## REQUIRED ACTION
Filter the data for lines with the word "count", then copy every line so identified.

[Start of section]

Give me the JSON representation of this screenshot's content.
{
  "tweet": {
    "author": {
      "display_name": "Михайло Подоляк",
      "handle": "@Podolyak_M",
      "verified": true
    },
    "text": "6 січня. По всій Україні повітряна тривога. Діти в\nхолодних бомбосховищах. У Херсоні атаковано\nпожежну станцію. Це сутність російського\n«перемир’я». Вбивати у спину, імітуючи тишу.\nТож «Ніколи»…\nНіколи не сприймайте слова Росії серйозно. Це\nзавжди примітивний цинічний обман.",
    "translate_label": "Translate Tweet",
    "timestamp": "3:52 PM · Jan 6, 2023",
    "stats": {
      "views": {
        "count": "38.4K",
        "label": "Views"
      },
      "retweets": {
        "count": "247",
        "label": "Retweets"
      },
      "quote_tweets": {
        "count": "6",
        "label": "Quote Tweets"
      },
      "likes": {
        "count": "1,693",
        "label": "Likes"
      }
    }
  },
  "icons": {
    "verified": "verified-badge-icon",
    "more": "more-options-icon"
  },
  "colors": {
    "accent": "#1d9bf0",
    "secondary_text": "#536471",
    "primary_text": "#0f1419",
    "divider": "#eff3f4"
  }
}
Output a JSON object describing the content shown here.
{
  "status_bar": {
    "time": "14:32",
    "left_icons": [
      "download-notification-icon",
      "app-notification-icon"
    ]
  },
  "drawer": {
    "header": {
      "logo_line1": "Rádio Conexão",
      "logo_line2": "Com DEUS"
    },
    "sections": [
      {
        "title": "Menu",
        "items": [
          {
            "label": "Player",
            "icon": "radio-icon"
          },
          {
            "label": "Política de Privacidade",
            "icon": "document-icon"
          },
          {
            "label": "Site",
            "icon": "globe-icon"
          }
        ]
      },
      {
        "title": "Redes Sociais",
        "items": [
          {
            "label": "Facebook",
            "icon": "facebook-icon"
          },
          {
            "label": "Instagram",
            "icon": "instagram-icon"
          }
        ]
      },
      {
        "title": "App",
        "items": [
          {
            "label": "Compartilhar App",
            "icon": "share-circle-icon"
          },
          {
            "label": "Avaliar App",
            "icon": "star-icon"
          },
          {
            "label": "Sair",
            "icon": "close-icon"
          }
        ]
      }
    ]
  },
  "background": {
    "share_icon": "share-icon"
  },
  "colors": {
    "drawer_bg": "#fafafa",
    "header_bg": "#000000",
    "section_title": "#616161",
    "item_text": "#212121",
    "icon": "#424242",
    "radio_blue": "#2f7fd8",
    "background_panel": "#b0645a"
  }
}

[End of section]

## WRITTEN ANSWER
        "count": "38.4K",
        "count": "247",
        "count": "6",
        "count": "1,693",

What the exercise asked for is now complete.